This information is reprinted from the For Beginners column of Hand Papermaking Newsletter #94 (April, 2011).
In the July 2010 issue of Hand Papermaking Newsletter (91:7) I discussed techniques for editioning imagery within your handmade paper, including some stencil techniques that took their inspiration from contemporary watermarking techniques. In this issue, I take a step back to consider editioning handmade paper at its most basic. What does it mean to edition a blank sheet of paper?
Any time a papermaker sets out to create multiple papers that are the same, we might use the word “editioning.” This skill can come in handy to create a consistent batch of papers to use in making a book, as the base for a print edition, or in considering a product (e.g. a handmade paper business might rely on editioning to produce a type of paper that a customer might choose to order repeatedly over time). Practicing editioning can also hone the papermaker’s technique, as it requires acute mindfulness as to the density of pigments and additives, as well as of the pulp in the vat.
So how does one achieve this consistency?
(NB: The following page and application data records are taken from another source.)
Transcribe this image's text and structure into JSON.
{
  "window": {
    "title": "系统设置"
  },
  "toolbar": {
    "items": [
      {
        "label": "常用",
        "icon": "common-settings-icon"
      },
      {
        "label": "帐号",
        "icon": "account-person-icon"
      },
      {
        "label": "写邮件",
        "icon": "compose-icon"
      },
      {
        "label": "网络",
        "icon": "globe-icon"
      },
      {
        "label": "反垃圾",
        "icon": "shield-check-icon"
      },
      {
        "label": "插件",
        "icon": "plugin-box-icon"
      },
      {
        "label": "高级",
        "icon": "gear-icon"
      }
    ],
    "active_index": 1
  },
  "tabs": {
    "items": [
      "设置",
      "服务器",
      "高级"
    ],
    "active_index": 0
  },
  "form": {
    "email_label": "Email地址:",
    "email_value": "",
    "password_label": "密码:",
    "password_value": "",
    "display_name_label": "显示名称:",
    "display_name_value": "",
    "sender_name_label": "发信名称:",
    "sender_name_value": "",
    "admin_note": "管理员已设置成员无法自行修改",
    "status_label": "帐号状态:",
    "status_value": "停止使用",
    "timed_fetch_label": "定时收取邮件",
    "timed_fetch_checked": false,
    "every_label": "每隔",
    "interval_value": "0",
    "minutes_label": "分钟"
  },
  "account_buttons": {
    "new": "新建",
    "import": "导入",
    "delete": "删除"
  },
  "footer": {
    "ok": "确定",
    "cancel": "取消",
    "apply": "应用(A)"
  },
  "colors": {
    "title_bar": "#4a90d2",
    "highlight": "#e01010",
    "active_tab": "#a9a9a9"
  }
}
1) Pulp, pigments, and additives. Using a scale for weighing not only your fiber, but also your pigments and additives, along with keeping scrupulous notes in a paper recipe notebook, will allow you to reproduce your results when making another batch of pulp. (Be sure to attach a scrap of the finished paper to the recipe!)
2) Sheet formation. To maintain a consistent sheet thickness, you must continually monitor both your wet sheets and the density of pulp in the vat as you form your paper. As you pull sheet after sheet, you will establish a regular rhythm for replenishing the vat, likely adding more pulp every 1-3 sheets. The frequency and amount of the replenishing will somewhat depend upon the size of your vat relative to the size of your mould, e.g. you will notice a rapidly diminishing sheet thickness pulling 12 x 18-inch sheets from a small table top vat as opposed to pulling postcard-sized sheets from a large vat. (And of course one hopes that if you set out to pull postcard-sized sheets from a large vat of pulp, you are using a deckle that allows you to pull multiple postcard sheets at once.) How much pulp do you lose from the vat with each pull? You may try measuring by pulling a sheet and then gathering the pulp from the mould into a measuring cup while it is still fairly wet. Add a little bit of water until it approximates the consistency of the pulp from which you are pulling. Also, the amount of water in your vat will change over time. You might change whether you allow your wet sheets to drain over or away from the vat to help control the water level in the vat.
3) Predictable behaviors. And of course the more consistent you are in the way you form your sheets, the materials with which your paper comes in contact (couching felts, drying materials, etc.), and the methods you use to press and dry your paper, the more consistent the resulting paper will be. That wet sheet of paper takes the impression of every thing that happens to it along the way.
So how do watermarks play into all of this? The watermark is a design in your paper that is primarily visible when the paper is held up to light. It is created through applying a dimensional drawing to the mould, traditionally made of wire sewn onto the mould. When the sheet is formed, the paper is slightly thinner where the wire is, thus creating an area where more light can penetrate the paper. One use of watermarks, historically and today, has been to identify the provenance of the paper. Dard Hunter added to his watermark, the bull and branch, with each project he worked on, thus using the watermark to identify not only the paper’s creator but also its edition. Contemporary papermakers use a variety of materials to create watermarks, some less of a commitment to the mould than the sewn-on variety. Adhesive backed vinyl and magnetic sheeting can be used. Cut your design from the material using an X-ACTO blade or a laser cutter, if you can access one. Adhere the design to the surface of your dry mould, exerting even pressure from both sides. These materials can stay on your mould for repeat use. I’ve found that magnetic sheeting can be removed and re-adhered to the mould for repeat use, while thinner vinyls will not stand up to such manipulation. A note on watermarks: you will find that certain pulps better lend themselves to creating beautiful watermarks than others. I first learned to create watermarked pages using a short-fibered, well-brushed cotton rag pulp.
Practice makes perfect, and the practice of editioning is one of the finest ways to finesse your sheet forming techniques.
by Mary Tasillo